bowel disease (IBD). But post-treatment relapsing and recurrence persist as concerns in
patients with IBD. Stem cell therapy (SCT) has emerged as a promising treatment strategy in inflammatory
bowel disease (IBD), including hematopoietic stem cells (HST), mensenchymal stem cells (MSCs).
However, severe complications limit the clinical use of SCT in IBD. Therefore, this review aims to
summarize SCT-associated complications, and illustrate possible prevention strategies.
Methods: We searched Pubmed for studies which reported the use of SCT to treat patients with IBD.
Searching terms included ‘IBD’ or ‘Inflammatory bowel disease’ or ‘CD’ or ‘Crohn’s disease’ and
‘stem cell therapy’ or ‘stem cell transplantation’.
Results: HSCT can restore the immune tolerance following chemotherapy-induced immune ablation,
and MSCs could affect immune cells or secret trophic factors to treat IBD. However, severe complications
limit the clinical use of SCT in IBD. Dominant SCT-associated complications include infection,
ectopic tissues, and graft-versus-host disease (GVHD), especially for auto-HSCT. As for infection,
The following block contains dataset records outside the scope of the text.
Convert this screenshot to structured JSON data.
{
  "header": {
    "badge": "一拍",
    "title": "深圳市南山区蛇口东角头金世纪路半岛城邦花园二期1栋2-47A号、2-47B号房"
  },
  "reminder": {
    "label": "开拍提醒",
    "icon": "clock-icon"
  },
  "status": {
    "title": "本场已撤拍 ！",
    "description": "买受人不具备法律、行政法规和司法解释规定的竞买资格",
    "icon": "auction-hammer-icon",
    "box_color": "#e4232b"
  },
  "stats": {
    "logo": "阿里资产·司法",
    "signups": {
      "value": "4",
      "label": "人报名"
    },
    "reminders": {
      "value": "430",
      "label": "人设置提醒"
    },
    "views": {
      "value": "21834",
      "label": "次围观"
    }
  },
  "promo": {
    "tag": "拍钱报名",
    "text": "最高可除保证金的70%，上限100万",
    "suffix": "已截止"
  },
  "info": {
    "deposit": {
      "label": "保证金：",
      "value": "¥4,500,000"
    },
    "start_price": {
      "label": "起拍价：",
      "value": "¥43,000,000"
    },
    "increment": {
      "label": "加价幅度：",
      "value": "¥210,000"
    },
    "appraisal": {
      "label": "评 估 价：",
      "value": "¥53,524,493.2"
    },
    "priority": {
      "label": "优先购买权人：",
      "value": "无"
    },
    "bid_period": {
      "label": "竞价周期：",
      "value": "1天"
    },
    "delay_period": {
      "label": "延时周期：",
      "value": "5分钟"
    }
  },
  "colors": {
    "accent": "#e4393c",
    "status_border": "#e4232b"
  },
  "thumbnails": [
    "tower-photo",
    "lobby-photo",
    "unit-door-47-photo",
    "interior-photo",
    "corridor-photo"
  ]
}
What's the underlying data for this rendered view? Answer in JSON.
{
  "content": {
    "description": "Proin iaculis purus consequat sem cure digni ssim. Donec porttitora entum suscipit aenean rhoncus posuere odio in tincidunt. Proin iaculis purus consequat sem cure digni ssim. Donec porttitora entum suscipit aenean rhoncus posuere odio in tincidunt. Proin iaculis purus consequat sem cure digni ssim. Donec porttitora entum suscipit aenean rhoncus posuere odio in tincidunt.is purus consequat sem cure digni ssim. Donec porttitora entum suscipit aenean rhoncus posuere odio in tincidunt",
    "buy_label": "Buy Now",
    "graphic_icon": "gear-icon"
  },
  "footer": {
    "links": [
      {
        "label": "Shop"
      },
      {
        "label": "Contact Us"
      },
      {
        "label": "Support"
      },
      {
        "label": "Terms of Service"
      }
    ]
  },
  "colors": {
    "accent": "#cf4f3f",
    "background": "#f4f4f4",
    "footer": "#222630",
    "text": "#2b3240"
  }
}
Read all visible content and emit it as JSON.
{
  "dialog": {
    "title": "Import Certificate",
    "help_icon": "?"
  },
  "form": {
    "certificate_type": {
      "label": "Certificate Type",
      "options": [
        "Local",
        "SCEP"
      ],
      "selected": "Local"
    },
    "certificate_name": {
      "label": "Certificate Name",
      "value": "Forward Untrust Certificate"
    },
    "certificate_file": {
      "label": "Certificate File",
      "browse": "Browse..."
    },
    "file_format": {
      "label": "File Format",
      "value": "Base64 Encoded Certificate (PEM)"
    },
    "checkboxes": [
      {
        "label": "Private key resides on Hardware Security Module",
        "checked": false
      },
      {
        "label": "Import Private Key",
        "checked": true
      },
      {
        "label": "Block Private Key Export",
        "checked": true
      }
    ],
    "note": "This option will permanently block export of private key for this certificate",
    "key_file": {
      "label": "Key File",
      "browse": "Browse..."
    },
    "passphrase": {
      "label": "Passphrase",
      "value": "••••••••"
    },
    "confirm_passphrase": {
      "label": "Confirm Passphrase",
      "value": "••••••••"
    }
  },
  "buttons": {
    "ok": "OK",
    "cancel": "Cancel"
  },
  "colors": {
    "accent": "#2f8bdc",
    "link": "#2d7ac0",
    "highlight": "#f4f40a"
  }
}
bacteremia and virus infection were found after SCT treatment, and the use of anti-microbial regimens
could reduce incidences of infection. Ectopic tissue formation in the recipient was observed after treatment
with HSCT or MSC. Homing and tissue integration might be the possible mechanisms for not
forming ectopic tissues. In addition, GVHD was also observed in allogeneic HSCT. Therefore, autologous
HSCT and MSCs transplantation were recommended to avoid GVHD.
Conclusions: MSCs with their low immunogenicity property eliminate the need for chemotherapy, and
are over HSCT in reducing the risk of severe complications. For better application of SCT in IBD, antimicrobial
prophylaxis should be used combined with SCT.